Paul Foster, one of the team's owners, would not reveal how much the ownership group paid for the team but did say there is a chance the team could turn a profit in three years. MountainStar
The team does not have a name yet and there is a possibility there will be a contest launched in the next few days to have El Pasoans help name the team.
Alan Ledford has been named, the president of MountainStar Sports Group. He was Minor League Baseball's executive of the year in 2006.
"Many people think we're on the baseball business. I like to think we're in the memory making business," Ledford said
Among those in attendance at the news conference were El Paso Mayor John Cook, City Manager Joyce Wilson, County Judge Veronica Escobar and City Reps. Steve Ortega, Cortney Niland and Susie Byrd.
On Sept. 20, El Paso Mayor John Cook announced his decision not to veto City Council's decision to build a ballpark on the current site of City Hall.
At the Sept. 18 City Council meeting, city representatives passed three agenda items 4-to-3 that will pave the way to demolish City Hall and allow for a ballpark to be built in Downtown El Paso. Former Mayor Ray Salazar has filed a lawsuit to prevent the demolition of City Hall.
“Either way I was going to make some people happy, and some people not happy," Cook said on Sept. 20.
Cook said he expects city staffers to begin moving out of City Hall in March. That will allow time to demolish the building and begin construction on a $50 million stadium that is expected to be ready for a Triple-A team for the 2014 season.
"We'll probably be out, most of the departments will be out earlier than that," Cook said. "The department that will have the most work to do will be the information technology folks. They have to tap into the fiber that runs up off the street and all of our IT equipment will go over to the new building which is the building that Mr. (Paul) Foster donated to the City."
On Sept. 18 Josh Hunt, a member of the ownership group, said he’d received an email from the Pacific Coast League telling him the deal would likely only occur if city council voted to stay on a previously proposed timeline for baseball to be played in Downtown El Paso in 2014.
In early July, a Major League Baseball vice president toured University Medical Center’s trauma center this summer as part of the vetting process to see if an El Paso sports group should be allowed to buy the Tucson Padres and move the team to El Paso.
Earnell Lucas, director of Security/Facility Operations for Minor League Baseball, visited the hospital and toured the Sun City in early July during a three-day visit.
“At the major league level, we have a certain agreement with the level 1 trauma center with respect to having at least basic life support at the ballpark,” Lucas said during his UMC visit which was captured on a YouTube video. “The standard is a little bit lower at the minor league level but given the proximity (to the stadium) I think there can be a great opportunity for a great relationship.”
Lucas was asked by Dr. Alan Tyroch, UMC’s trauma center director, if the requirement for a level trauma 1 center was for the players or for the fans.
“It was initially in place for the fans,” Lucas said. “Most of our (player) injuries that come off the field are usually breaks and things of that nature that don’t necessarily require a level 1 trauma center.

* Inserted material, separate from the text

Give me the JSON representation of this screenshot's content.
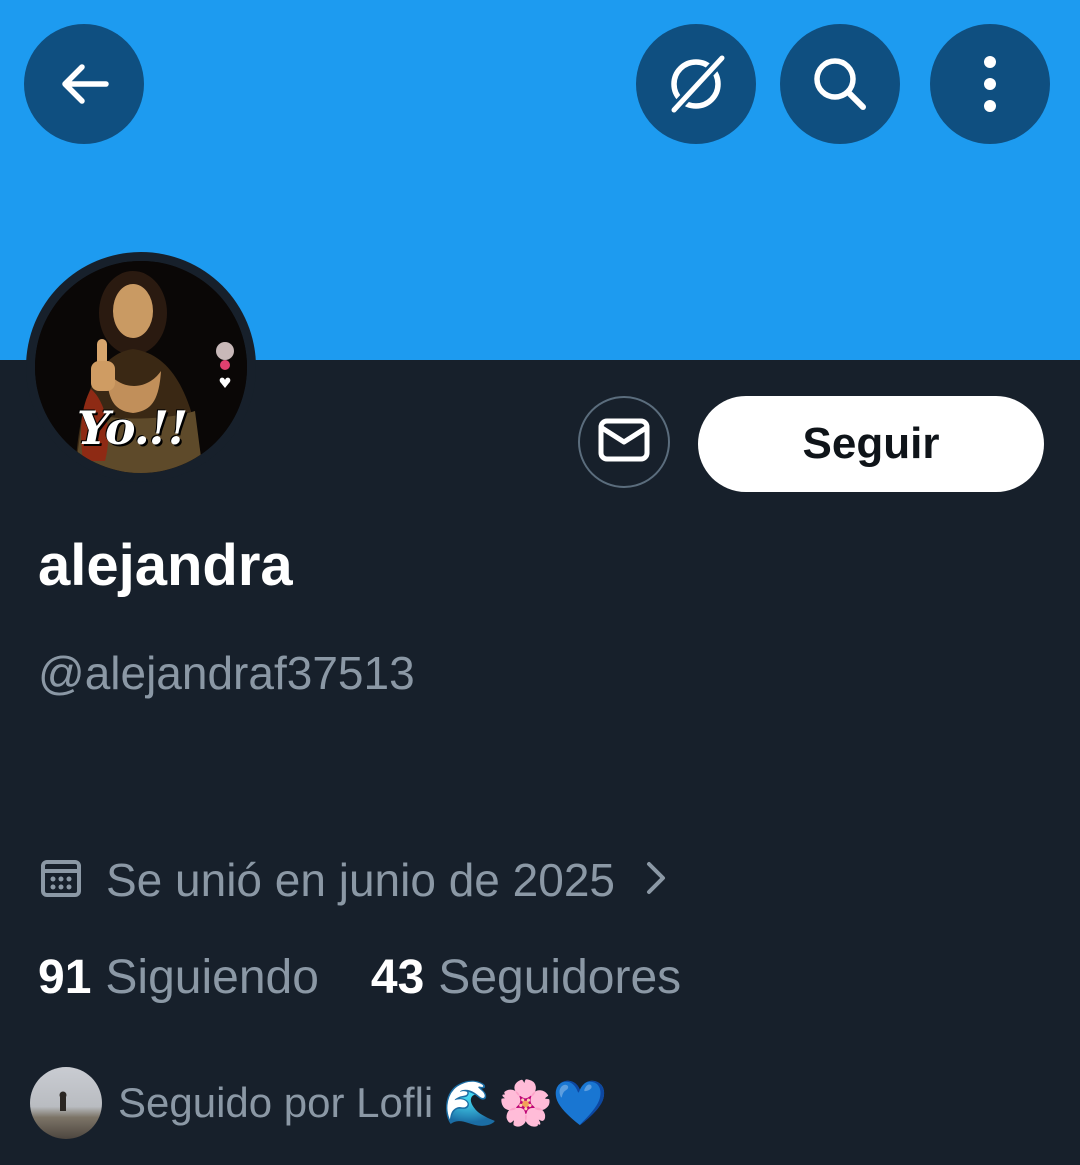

But having said that we had an owners meeting in Arizona in which one of our owners passed away from a cardiac event. So as a result of that baseball put a standard in place as a result of what we learned from that experience.”
At the end of the nearly two-minute video Lucas said he had a wonderful stay in El Paso.

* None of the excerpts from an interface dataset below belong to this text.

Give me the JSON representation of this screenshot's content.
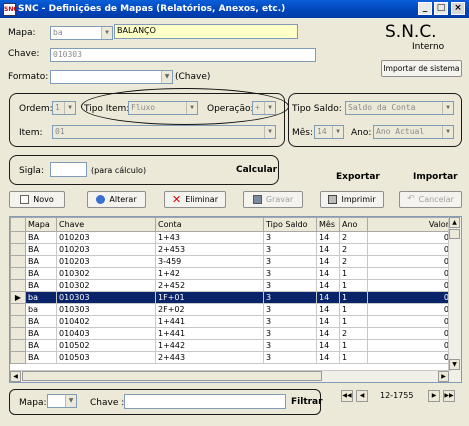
{
  "window": {
    "title": "SNC - Definições de Mapas (Relatórios, Anexos, etc.)"
  },
  "header": {
    "brand": "S.N.C.",
    "brand_sub": "Interno",
    "import_system_label": "Importar de sistema"
  },
  "form": {
    "mapa_label": "Mapa:",
    "mapa_code": "ba",
    "mapa_name": "BALANÇO",
    "chave_label": "Chave:",
    "chave_value": "010303",
    "formato_label": "Formato:",
    "formato_value": "",
    "formato_hint": "(Chave)",
    "ordem_label": "Ordem:",
    "ordem_value": "1",
    "tipo_item_label": "Tipo Item:",
    "tipo_item_value": "Fluxo",
    "operacao_label": "Operação:",
    "operacao_value": "+",
    "tipo_saldo_label": "Tipo Saldo:",
    "tipo_saldo_value": "Saldo da Conta",
    "item_label": "Item:",
    "item_value": "01",
    "mes_label": "Mês:",
    "mes_value": "14",
    "ano_label": "Ano:",
    "ano_value": "Ano Actual",
    "sigla_label": "Sigla:",
    "sigla_value": "",
    "sigla_hint": "(para cálculo)",
    "calcular_label": "Calcular",
    "exportar_label": "Exportar",
    "importar_label": "Importar"
  },
  "toolbar": {
    "novo": "Novo",
    "alterar": "Alterar",
    "eliminar": "Eliminar",
    "gravar": "Gravar",
    "imprimir": "Imprimir",
    "cancelar": "Cancelar"
  },
  "table": {
    "columns": [
      "Mapa",
      "Chave",
      "Conta",
      "Tipo Saldo",
      "Mês",
      "Ano",
      "Valor"
    ],
    "rows": [
      [
        "BA",
        "010203",
        "1+43",
        "3",
        "14",
        "2",
        "0"
      ],
      [
        "BA",
        "010203",
        "2+453",
        "3",
        "14",
        "2",
        "0"
      ],
      [
        "BA",
        "010203",
        "3-459",
        "3",
        "14",
        "2",
        "0"
      ],
      [
        "BA",
        "010302",
        "1+42",
        "3",
        "14",
        "1",
        "0"
      ],
      [
        "BA",
        "010302",
        "2+452",
        "3",
        "14",
        "1",
        "0"
      ],
      [
        "ba",
        "010303",
        "1F+01",
        "3",
        "14",
        "1",
        "0"
      ],
      [
        "ba",
        "010303",
        "2F+02",
        "3",
        "14",
        "1",
        "0"
      ],
      [
        "BA",
        "010402",
        "1+441",
        "3",
        "14",
        "1",
        "0"
      ],
      [
        "BA",
        "010403",
        "1+441",
        "3",
        "14",
        "2",
        "0"
      ],
      [
        "BA",
        "010502",
        "1+442",
        "3",
        "14",
        "1",
        "0"
      ],
      [
        "BA",
        "010503",
        "2+443",
        "3",
        "14",
        "1",
        "0"
      ]
    ],
    "selected_index": 5
  },
  "filter": {
    "mapa_label": "Mapa:",
    "chave_label": "Chave :",
    "filtrar_label": "Filtrar"
  },
  "pager": {
    "range": "12-1755"
  },
  "colors": {
    "title_bar": "#0043b8",
    "selection": "#0a246a",
    "highlight_field": "#ffffc8"
  }
}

Bob Cook, Regional Economic Development Corporation president accompanied Lucas on his tour of El Paso and said it was a thorough visit.
They took a helicopter tour and "looked at everything,” according to Cook. They drove by all hospitals, UTEP, and met with different local and federal law enforcement officials.
Lucas looked at community attractiveness, safety and security, demographics, economics, weather, quality of life, and health care.
Cook said it was very similar to visits from other private companies looking to relocate to El Paso.
Lucas also is vice president of educational programming and investigative services for Major League Baseball.
In addition to a $50 million ballpark, the acquisition of a Triple-A baseball franchise could potentially plant multiple young ballplayers making large paydays.